### Exercise:
All of the data below should be written out again exactly.
##### Records supplied #####
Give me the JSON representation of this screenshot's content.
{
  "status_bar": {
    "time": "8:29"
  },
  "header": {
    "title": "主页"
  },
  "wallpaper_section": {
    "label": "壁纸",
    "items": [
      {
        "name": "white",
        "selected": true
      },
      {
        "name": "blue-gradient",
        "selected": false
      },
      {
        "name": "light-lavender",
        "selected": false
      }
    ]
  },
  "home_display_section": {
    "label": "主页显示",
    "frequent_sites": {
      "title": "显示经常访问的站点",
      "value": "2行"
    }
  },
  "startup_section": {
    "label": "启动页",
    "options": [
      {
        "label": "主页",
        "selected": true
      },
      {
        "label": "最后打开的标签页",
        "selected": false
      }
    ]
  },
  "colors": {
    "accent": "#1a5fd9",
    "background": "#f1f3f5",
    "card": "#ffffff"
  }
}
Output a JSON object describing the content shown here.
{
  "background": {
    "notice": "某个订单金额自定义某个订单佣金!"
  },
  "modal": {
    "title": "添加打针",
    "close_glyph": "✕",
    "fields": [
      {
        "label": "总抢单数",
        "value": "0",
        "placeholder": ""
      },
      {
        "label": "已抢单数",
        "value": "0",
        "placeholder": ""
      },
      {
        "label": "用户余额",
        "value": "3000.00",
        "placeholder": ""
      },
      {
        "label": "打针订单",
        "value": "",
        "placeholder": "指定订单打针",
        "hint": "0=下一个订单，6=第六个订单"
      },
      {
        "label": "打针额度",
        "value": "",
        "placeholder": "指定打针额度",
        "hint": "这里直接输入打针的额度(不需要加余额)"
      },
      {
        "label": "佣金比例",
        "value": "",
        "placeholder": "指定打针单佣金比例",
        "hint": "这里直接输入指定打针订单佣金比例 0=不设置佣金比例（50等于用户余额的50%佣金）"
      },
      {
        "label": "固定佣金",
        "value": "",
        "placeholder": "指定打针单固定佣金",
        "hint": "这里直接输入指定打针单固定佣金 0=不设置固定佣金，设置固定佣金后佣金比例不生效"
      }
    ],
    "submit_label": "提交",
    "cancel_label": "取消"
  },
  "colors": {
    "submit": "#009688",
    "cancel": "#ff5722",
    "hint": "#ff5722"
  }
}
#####
### Answer box:
Give me the JSON representation of this screenshot's content.
{
  "status_bar": {
    "time": "8:29"
  },
  "header": {
    "title": "主页"
  },
  "wallpaper_section": {
    "label": "壁纸",
    "items": [
      {
        "name": "white",
        "selected": true
      },
      {
        "name": "blue-gradient",
        "selected": false
      },
      {
        "name": "light-lavender",
        "selected": false
      }
    ]
  },
  "home_display_section": {
    "label": "主页显示",
    "frequent_sites": {
      "title": "显示经常访问的站点",
      "value": "2行"
    }
  },
  "startup_section": {
    "label": "启动页",
    "options": [
      {
        "label": "主页",
        "selected": true
      },
      {
        "label": "最后打开的标签页",
        "selected": false
      }
    ]
  },
  "colors": {
    "accent": "#1a5fd9",
    "background": "#f1f3f5",
    "card": "#ffffff"
  }
}
Output a JSON object describing the content shown here.
{
  "background": {
    "notice": "某个订单金额自定义某个订单佣金!"
  },
  "modal": {
    "title": "添加打针",
    "close_glyph": "✕",
    "fields": [
      {
        "label": "总抢单数",
        "value": "0",
        "placeholder": ""
      },
      {
        "label": "已抢单数",
        "value": "0",
        "placeholder": ""
      },
      {
        "label": "用户余额",
        "value": "3000.00",
        "placeholder": ""
      },
      {
        "label": "打针订单",
        "value": "",
        "placeholder": "指定订单打针",
        "hint": "0=下一个订单，6=第六个订单"
      },
      {
        "label": "打针额度",
        "value": "",
        "placeholder": "指定打针额度",
        "hint": "这里直接输入打针的额度(不需要加余额)"
      },
      {
        "label": "佣金比例",
        "value": "",
        "placeholder": "指定打针单佣金比例",
        "hint": "这里直接输入指定打针订单佣金比例 0=不设置佣金比例（50等于用户余额的50%佣金）"
      },
      {
        "label": "固定佣金",
        "value": "",
        "placeholder": "指定打针单固定佣金",
        "hint": "这里直接输入指定打针单固定佣金 0=不设置固定佣金，设置固定佣金后佣金比例不生效"
      }
    ],
    "submit_label": "提交",
    "cancel_label": "取消"
  },
  "colors": {
    "submit": "#009688",
    "cancel": "#ff5722",
    "hint": "#ff5722"
  }
}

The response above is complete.